The number of channels available to marketers for reaching their target audience has been growing dramatically over the years.  It was not long ago when the only options marketers had were print, radio or television.  Today of course, businesses have a whole multitude of channels they can use to get their message across to customers; and on the flip side, customers also have a whole range of channels with which to complete transactions – and these aren’t necessarily the same ones.

Businesses now realize that they need to employ multiple channels in order to effectively reach their target audience.  However, merely having multiple channels does not translate into a true multi-channel strategy.  Businesses need to avoid the costly and ineffective “everything to everyone” approach when putting together their channels. They need to define a true multi-channel strategy where each channel plays a core role and has a defined value proposition for the customer experience.

In order to do this, businesses need to be able to understand customer behavior and preferences.  They need valuable information on the different customer attributes and how these affect purchase behavior, product attributes, sales patterns and channel preferences.  This understanding can no longer be achieved by looking at only one channel – businesses need to bring all this information together from all the different channels in order to see the true big picture.

But be warned: bringing together all data from all channels all at once is too ambitious a task and will likely result in failure.  Businesses should start with one easily measurable channel and augment it with data from just one other channel.  As technologies for web analytics have matured in the last few years, this is a logical place to start.  Most companies with a web presence should already be analyzing customer behavior on the web.  The short term goal should be to augment this analysis by adding data from one other channel – for retailers, this would be in-store customer behavior and purchase patterns derived from POS systems.  For other verticals with heavy call center use, such as financial services, travel or telecommunications, analysis of call data merged with web data would provide quick returns.

By following this approach and then later adding additional channels once the two-channel analysis has yielded benefits, businesses are more likely to develop a successful multi-channel strategy to retain and grow its customer-base.

2 comments
Mary Rainer Stewart
Mary Rainer Stewart

Maybe the simple one step at a time approach will lead more businesses to be successful because it is manageable given their resources, but it is awfully slow. Adequate test design can allow those with the statistical skills to speed the process.

Digilytics
Digilytics

While I agree that data integration is key, more important is the cultural & political integration. For too long companies have been structured around channels, programs, media and each of those silos have budgets that they strive to protect.

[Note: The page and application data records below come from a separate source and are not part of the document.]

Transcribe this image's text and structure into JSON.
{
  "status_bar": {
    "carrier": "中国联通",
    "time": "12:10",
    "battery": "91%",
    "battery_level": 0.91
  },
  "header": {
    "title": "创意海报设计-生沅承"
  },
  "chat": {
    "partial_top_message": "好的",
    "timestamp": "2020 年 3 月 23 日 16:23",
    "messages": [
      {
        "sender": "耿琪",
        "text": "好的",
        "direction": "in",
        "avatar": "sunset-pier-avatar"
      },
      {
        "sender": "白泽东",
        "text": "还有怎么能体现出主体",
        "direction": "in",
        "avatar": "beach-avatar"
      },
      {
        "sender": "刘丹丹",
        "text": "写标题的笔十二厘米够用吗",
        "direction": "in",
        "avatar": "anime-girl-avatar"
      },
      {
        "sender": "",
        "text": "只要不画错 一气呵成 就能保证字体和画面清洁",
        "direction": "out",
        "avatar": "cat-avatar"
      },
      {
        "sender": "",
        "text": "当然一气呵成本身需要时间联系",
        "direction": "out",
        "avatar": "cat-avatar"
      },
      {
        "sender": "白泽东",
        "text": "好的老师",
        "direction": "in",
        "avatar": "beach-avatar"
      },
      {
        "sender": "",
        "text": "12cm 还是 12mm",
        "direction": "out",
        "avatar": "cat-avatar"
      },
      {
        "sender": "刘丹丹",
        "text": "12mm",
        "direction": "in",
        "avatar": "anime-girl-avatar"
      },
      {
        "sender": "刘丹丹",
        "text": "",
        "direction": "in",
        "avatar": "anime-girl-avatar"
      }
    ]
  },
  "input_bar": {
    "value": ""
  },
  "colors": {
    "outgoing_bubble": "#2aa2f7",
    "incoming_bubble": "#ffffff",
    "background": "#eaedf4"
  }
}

Organization design around the customer is key. Once that culture of 'customer centricity (very abused word) is set in, the systems, processes and behaviours will hopefully slowly change